As part of the Beijinger’s Mandarin Month series ahead of today's (June 25) Mandarin Mixer, we present Hao Laoshi, a series of Q&A's with teachers and students at various Mandarin learning centers around town. Today we speak with Yuanxin Hu, a Beijing-born Chinese teacher at Beijing Information Technology College (BITC).
Tell us a bit about yourself.
I am from Beijing, and I studied economics in my undergraduate degree. But eventually I realized that economics wasn’t my passion, and that I was instead more drawn to learning about cultures, and engaging with foreigners. I began to teach and quickly fell in love with that. I get a lot of satisfaction from engaging with foreigners, and even more satisfaction from helping them improve their Chinese and seeing them progress.

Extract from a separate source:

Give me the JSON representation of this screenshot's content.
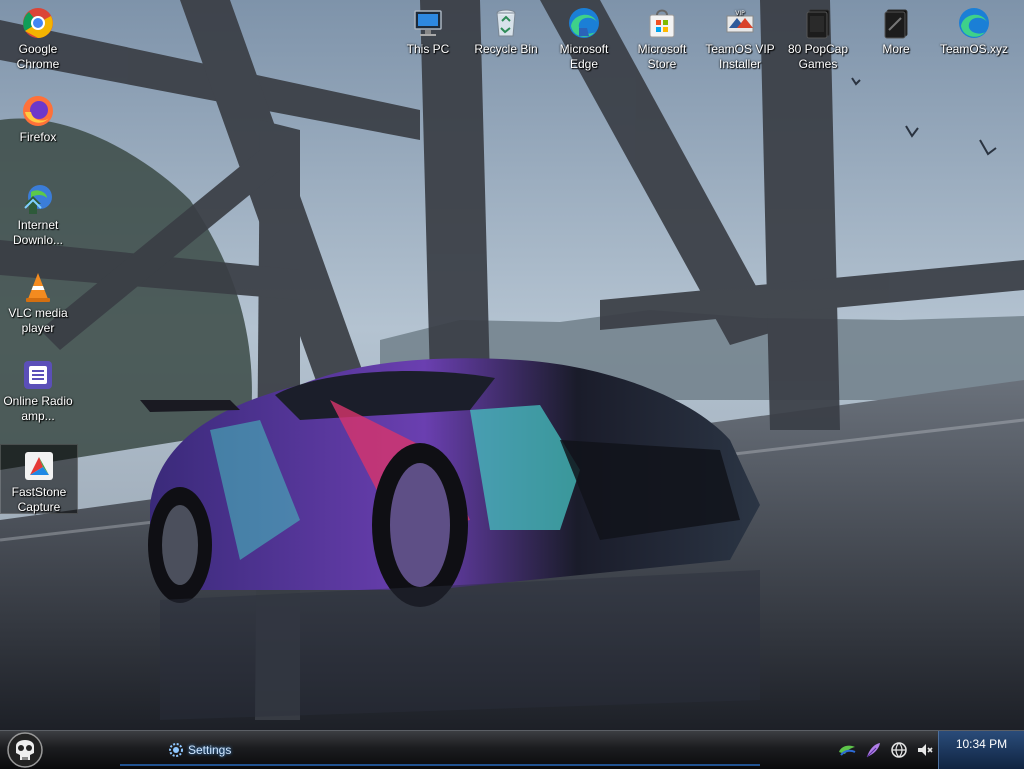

Before coming to teach at BITC, I took a job with the Confucius Institute in Quebec City, Canada. While there, I quickly had to adapt to a new culture. I learned so much about foreigners and about the English language because it was immersive, so it was a very beneficial experience and has helped me relate to my foreign students. But it was a challenging experience— I lived on my own, and Canada has such harsh winters, so it was a bit of a lonely and cold experience at first. It forced me to grow and learn though, so I very much enjoyed it.
Your school has a well reputed HSK preparation course. It seems like a very challenging test— what are the benefits of taking it?
Many foreigners are now coming to China and looking to study at a local university, then get a good job here. In order to do that you need to at least have an HSK level 4— in fact some university like PKU need HSK level 6.
Another reason is that some foreigners are genuinely passionate about the language, and want to just improve their Chinese and immerse themselves in the culture more. So the HSK is one of the ways to show how much progress you’ve made in that regard, though it’s not the only one.
So preparing for, then taking the HSK, can help enrich a foreigner’s life while living in China?
Yes it can, though it’s obviously not the only way to do so. China, as you know, is developing very quickly, so now there are new policies that can help fast-track a foreigner’s education and career while they are here. This is very encouraging for foreign students, and can give them many professional prospects. Aside from that, becoming more proficient in Chinese obviously just makes you more employable. Many businesses may very well want to hire you for your native English speaking, but being able to speak Chinese very much helps you enjoy company culture more, and helps you make friends with your Chinese colleagues.
How do you help prepare your students for the HSK?
In my opinion, the best way to be ready for the HSK is to just study Chinese and try to build your vocabulary naturally over time. People can sometimes put too much emphasis on the HSK, and they don't seem to realize that it is only a test, and that it is far from ideal to study solely for it.
However, not all students have this luxury. A good number of our students come to China from abroad without speaking hardly any Mandarin, and they plan to enrol in University within a year. It is possible to reach HSK level 4 within a year, but it’s very hard. So in the beginning we will use fun teaching techniques to get them interested in Chinese, like playing telephone or other speaking games to get them comfortable with vocabulary. But as we go through the program, and especially in its last few months, we teachers are very strict and push the students quite hard. They will take mock tests twice weekly, and quite frequently they will take older versions of the HSK, in order to familiarize themselves with it. As the course intensifies they will take two mock tests per weeks, and each of those tests requires them to learn 20 new vocabulary words, two new grammar rules and several new characters.
It is a lot of work and it is not easy. But our students that are there with the goal to get into university, and get an exciting and fulfilling job, will find that they have the motivation to succeed.
Come meet some BITC reps, and teachers from a dozen other Mandarin schools at our free event. For more information, click here.
In the meantime, be sure to follow our month-long Mandarin Month coverage here.
This post is sponsored by BITC.
Photos courtesy of BITC
Visit the original source and full text: the Beijinger Blog